Dataset records:
+---+

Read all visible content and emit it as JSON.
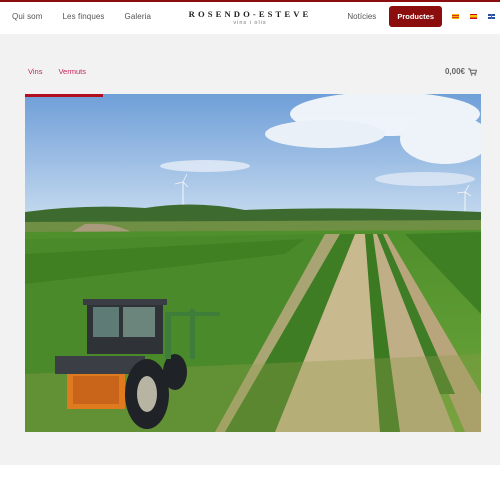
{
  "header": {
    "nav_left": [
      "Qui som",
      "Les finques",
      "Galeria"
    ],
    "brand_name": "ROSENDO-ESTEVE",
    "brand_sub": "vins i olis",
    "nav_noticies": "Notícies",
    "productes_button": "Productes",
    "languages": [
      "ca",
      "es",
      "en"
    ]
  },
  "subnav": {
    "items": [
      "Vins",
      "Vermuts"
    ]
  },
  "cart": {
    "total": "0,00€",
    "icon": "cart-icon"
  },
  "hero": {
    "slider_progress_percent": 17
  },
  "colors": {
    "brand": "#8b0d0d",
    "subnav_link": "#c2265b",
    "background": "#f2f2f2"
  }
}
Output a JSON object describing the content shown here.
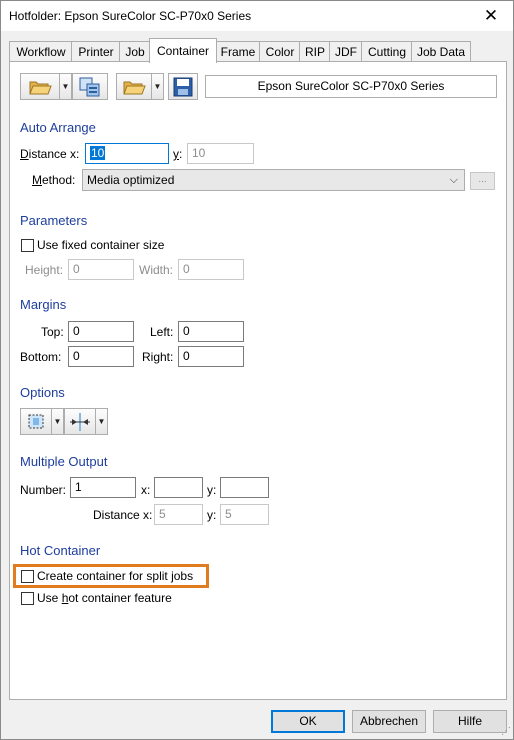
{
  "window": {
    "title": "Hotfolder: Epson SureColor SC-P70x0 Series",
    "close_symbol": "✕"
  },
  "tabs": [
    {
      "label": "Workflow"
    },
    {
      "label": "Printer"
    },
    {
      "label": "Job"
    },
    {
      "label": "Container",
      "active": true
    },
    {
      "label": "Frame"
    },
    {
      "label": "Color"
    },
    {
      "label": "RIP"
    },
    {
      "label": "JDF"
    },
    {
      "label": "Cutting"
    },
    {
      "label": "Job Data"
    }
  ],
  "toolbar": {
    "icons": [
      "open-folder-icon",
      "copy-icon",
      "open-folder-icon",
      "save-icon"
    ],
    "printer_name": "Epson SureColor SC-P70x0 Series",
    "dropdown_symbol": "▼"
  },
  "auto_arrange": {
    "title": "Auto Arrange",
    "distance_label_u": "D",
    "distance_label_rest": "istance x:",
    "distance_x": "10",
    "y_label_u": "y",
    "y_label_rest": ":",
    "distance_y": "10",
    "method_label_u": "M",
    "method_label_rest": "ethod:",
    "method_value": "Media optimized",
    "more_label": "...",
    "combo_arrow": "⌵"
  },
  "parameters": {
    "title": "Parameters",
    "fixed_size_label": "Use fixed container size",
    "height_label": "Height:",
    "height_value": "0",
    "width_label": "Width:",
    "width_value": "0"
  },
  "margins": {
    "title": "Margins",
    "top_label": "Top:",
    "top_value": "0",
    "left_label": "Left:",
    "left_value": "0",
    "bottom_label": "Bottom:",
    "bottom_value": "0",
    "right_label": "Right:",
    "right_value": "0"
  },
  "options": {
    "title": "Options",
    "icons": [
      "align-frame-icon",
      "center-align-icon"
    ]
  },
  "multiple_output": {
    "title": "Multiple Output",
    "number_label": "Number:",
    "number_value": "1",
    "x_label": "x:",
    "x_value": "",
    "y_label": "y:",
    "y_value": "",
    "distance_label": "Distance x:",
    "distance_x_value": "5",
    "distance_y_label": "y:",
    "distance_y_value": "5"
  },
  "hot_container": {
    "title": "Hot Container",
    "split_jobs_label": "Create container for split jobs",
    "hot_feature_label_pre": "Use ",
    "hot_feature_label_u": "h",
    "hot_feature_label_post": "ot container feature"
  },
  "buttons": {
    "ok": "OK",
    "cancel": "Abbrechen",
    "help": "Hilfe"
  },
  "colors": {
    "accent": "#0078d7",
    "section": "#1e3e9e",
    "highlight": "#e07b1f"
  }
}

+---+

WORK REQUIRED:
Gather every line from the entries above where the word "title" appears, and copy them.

TASK RESULT:
    "title": "Hotfolder: Epson SureColor SC-P70x0 Series",
    "title": "Auto Arrange",
    "title": "Parameters",
    "title": "Margins",
    "title": "Options",
    "title": "Multiple Output",
    "title": "Hot Container",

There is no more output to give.